In my example - ISP-2. My question is -
Apart from multiple OSPF area's, which is to limit 50 routers per area, is it really the way internet works. You can ignore the fact that it can be IS-IS or other igp protocols within AS. In simple words, is this a kind of real topology of internet.
Next, my context based question is if this is the typical scenario, then how I can ping 220.127.116.11 from R2.
I am saying this because -
AS-100 has all their internal route information -- OSPF 1 -- it doesn't know how to reach 18.104.22.168
AS -200 has all their internal route information - OSPF 2
AS -300 has all their internal route information - OSPF 3
I have connected AS 100 with AS 200 using EBGP. Similarly, AS 200 with AS-300 . This I have done using neighbor command.

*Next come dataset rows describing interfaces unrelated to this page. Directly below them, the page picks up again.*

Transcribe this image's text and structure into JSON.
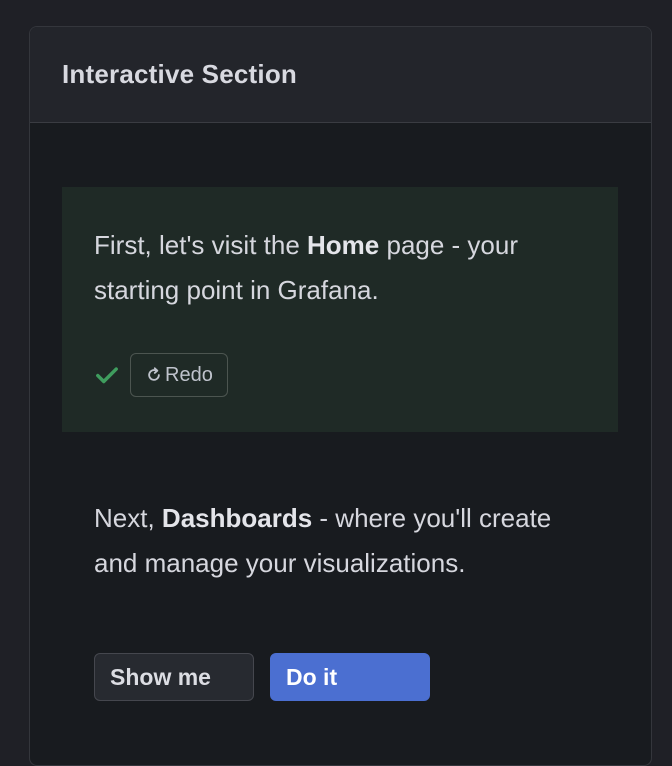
{
  "section": {
    "title": "Interactive Section"
  },
  "steps": [
    {
      "text_before": "First, let's visit the ",
      "highlight": "Home",
      "text_after": " page - your starting point in Grafana.",
      "status_icon": "check-icon",
      "redo_label": "Redo",
      "redo_icon": "redo-icon"
    },
    {
      "text_before": "Next, ",
      "highlight": "Dashboards",
      "text_after": " - where you'll create and manage your visualizations.",
      "show_me_label": "Show me",
      "do_it_label": "Do it"
    }
  ],
  "colors": {
    "success": "#3f9d5e",
    "primary": "#4b6fd1",
    "completed_bg": "#1f2a26"
  }
}
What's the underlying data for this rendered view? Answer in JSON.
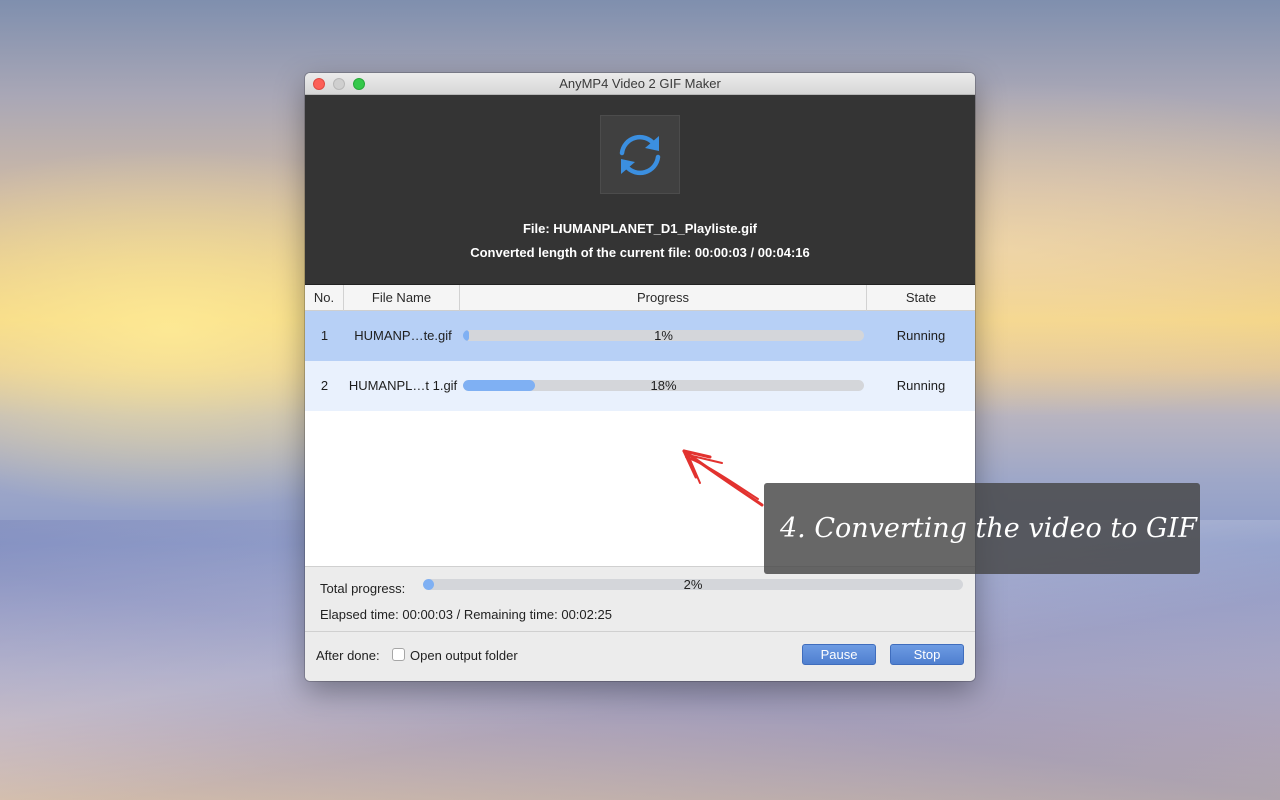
{
  "window": {
    "title": "AnyMP4 Video 2 GIF Maker"
  },
  "header": {
    "icon": "convert-refresh-icon",
    "file_line": "File: HUMANPLANET_D1_Playliste.gif",
    "length_line": "Converted length of the current file: 00:00:03 / 00:04:16"
  },
  "table": {
    "columns": [
      "No.",
      "File Name",
      "Progress",
      "State"
    ],
    "rows": [
      {
        "no": "1",
        "file_name": "HUMANP…te.gif",
        "progress": 1,
        "progress_label": "1%",
        "state": "Running"
      },
      {
        "no": "2",
        "file_name": "HUMANPL…t 1.gif",
        "progress": 18,
        "progress_label": "18%",
        "state": "Running"
      }
    ]
  },
  "footer": {
    "total_label": "Total progress:",
    "total_progress": 2,
    "total_label_pct": "2%",
    "times": "Elapsed time: 00:00:03 / Remaining time: 00:02:25",
    "after_done_label": "After done:",
    "open_folder_label": "Open output folder",
    "open_folder_checked": false,
    "pause_label": "Pause",
    "stop_label": "Stop"
  },
  "annotation": {
    "text": "4. Converting the video to GIF"
  },
  "colors": {
    "accent": "#7fb0f3",
    "selected_row": "#b7d0f6",
    "button": "#5b8ad8",
    "header_bg": "#343434"
  }
}
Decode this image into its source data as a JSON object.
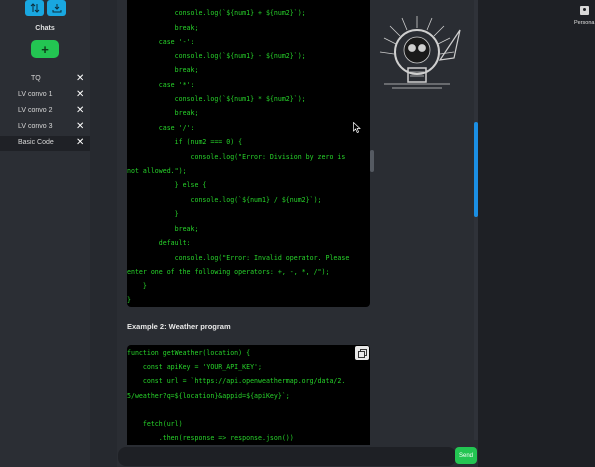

Do I need to advertise each and every network information of ISP-2 to ISP1 and ISP-3 so that they all can communicate? If so, is it done in the same way in the real network. This will be such a tiring job to advertise each and every network information of ISPs. How can I do this automatically? I am using CISCO - GNS3 any cisco commands will help. I have explored re-distribute but I haven't understood much. Also, in the real network - if you advertise each and every routing information to other ISPs then the routing table will become so large. Do we normally do this? But, I believe if we don't do so then how can I communicate to internal network of other ISPs. So, I believe we have to do so. This means routing table will be very large. Am I correct here?